  • Staff members from the Elon University Physical Plant team logged 3,000 hours of extra work to clean up the campus on multiple occasions.
  • From a March ice storm alone, workers collected 4,000 cubic yards of debris, enough to fill 133 large dumpsters.
  • Workers spread 21 tons of deicer on sidewalks throughout campus between January and March.

They worked long hours when their own families were affected by the weather, helping to preserve the essential functions of a university with 6,300 students and more than 1,200 full-time employees by shoveling sidewalks, plowing parking lots and clearing dangerous tree limbs from overhead.

And at College Coffee on May 6, 2014, Elon University President Leo M. Lambert and Student Government Association President Joe Incorvia praised those unwavering efforts.

Elon University President Leo M. Lambert delivered his May 6 remarks to Physical Plant workers in front of a campus building undergoing repairs from a tree that toppled into it during a March ice storm.

“We have gathered here this morning our wonderful, wonderful Physical Plant staff,” Lambert told hundreds of students, faculty and staff gathered at Phi Beta Kappa Plaza. “They did yeoman's work keeping us safe and the university running during this difficult winter.”

Lambert noted that 91 percent of Physical Plant staff members also have made contributions to the university over the past year to enrich the educational experiences of the same students protected and aided by their work, which Lambert said "speaks to the spirit of this community."

"This is a very special and wonderful group of people," he said.

The university closed in the wake of two storm systems that dumped snow and ice across central North Carolina. In early March, one storm disrupted operations for three days, and lengthy power outages away from campus lead to the temporary closure of some residence halls.

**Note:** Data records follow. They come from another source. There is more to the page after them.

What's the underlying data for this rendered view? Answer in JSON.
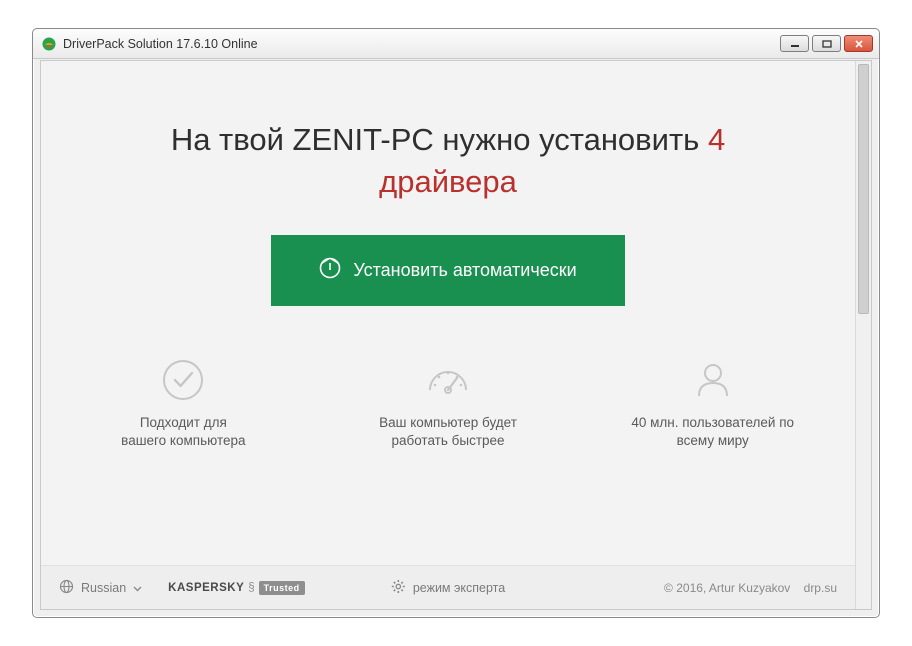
{
  "window": {
    "title": "DriverPack Solution 17.6.10 Online"
  },
  "headline": {
    "prefix": "На твой ",
    "pc_name": "ZENIT-PC",
    "middle": " нужно установить ",
    "count": "4",
    "suffix_line2": "драйвера"
  },
  "cta": {
    "label": "Установить автоматически"
  },
  "features": [
    {
      "line1": "Подходит для",
      "line2": "вашего компьютера"
    },
    {
      "line1": "Ваш компьютер будет",
      "line2": "работать быстрее"
    },
    {
      "line1": "40 млн. пользователей по",
      "line2": "всему миру"
    }
  ],
  "footer": {
    "language": "Russian",
    "kaspersky_brand": "KASPERSKY",
    "trusted_label": "Trusted",
    "expert_mode": "режим эксперта",
    "copyright": "© 2016, Artur Kuzyakov",
    "site": "drp.su"
  }
}
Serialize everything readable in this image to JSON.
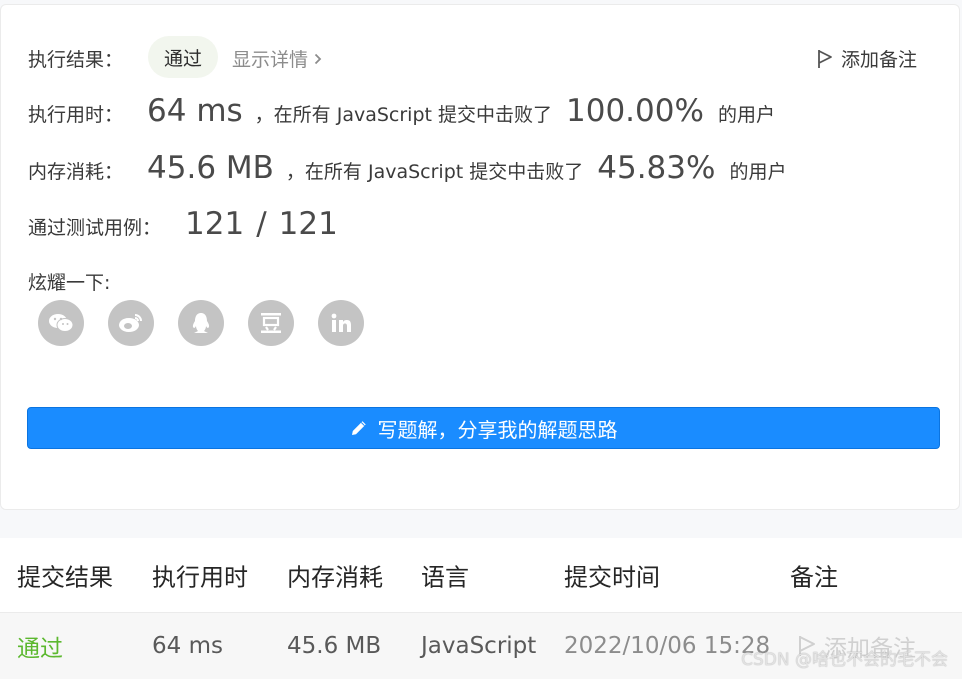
{
  "result": {
    "label": "执行结果：",
    "status": "通过",
    "details_link": "显示详情",
    "add_note": "添加备注"
  },
  "runtime": {
    "label": "执行用时：",
    "value": "64 ms",
    "text_before": "，在所有 JavaScript 提交中击败了",
    "percent": "100.00%",
    "text_after": "的用户"
  },
  "memory": {
    "label": "内存消耗：",
    "value": "45.6 MB",
    "text_before": "，在所有 JavaScript 提交中击败了",
    "percent": "45.83%",
    "text_after": "的用户"
  },
  "testcases": {
    "label": "通过测试用例：",
    "passed": "121",
    "separator": "/",
    "total": "121"
  },
  "share": {
    "label": "炫耀一下:",
    "icons": [
      "wechat-icon",
      "weibo-icon",
      "qq-icon",
      "douban-icon",
      "linkedin-icon"
    ]
  },
  "solution_button": {
    "label": "写题解，分享我的解题思路"
  },
  "table": {
    "headers": [
      "提交结果",
      "执行用时",
      "内存消耗",
      "语言",
      "提交时间",
      "备注"
    ],
    "rows": [
      [
        "通过",
        "64 ms",
        "45.6 MB",
        "JavaScript",
        "2022/10/06 15:28",
        "添加备注"
      ]
    ]
  },
  "watermark": "CSDN @啥也不会的毛不会",
  "colors": {
    "accent": "#1a8cff",
    "pass_green": "#5cb82f",
    "icon_grey": "#c4c4c4"
  }
}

The same storm toppled a giant oak tree into the Academic Village’s Belk Pavilion, where ongoing repairs served as a backdrop to Lambert and Incorvia’s remarks.

“They work day in and day out so that we can enjoy campus and so we can enjoy the experiences we all have here,” said Incorvia, describing workers who "rise above expectations and go beyond their call of duty on a daily basis" to keep the campus beautiful and functional. “Show them that we appreciate what they do for us every single day. They are truly the unsung heroes of our campus and without them, Elon would not be the place we call home and would not be the place we have grown accustomed to.”

Michael Laplaca, assistant sports turf manager for Elon University, spoke on behalf of his Physical Plant colleagues during a special recognition program at the university's May 6 College Coffee.

Dozens of Physical Plant workers, many wearing monogrammed maroon knit shirts, attended the special recognition.

Elon alumnus Michael Laplaca, the assistant sports turf manager for the university, responded for his colleagues following the presidents’ remarks and the unfurling of a “thank you” banner containing hundreds of student signatures.

“On behalf of the entire Physical Plant, we would just like to say thank you for this fantastic recognition,” Laplaca said, “and long live Elon!”



Eric Townsend,
5/6/2014 2:40 PM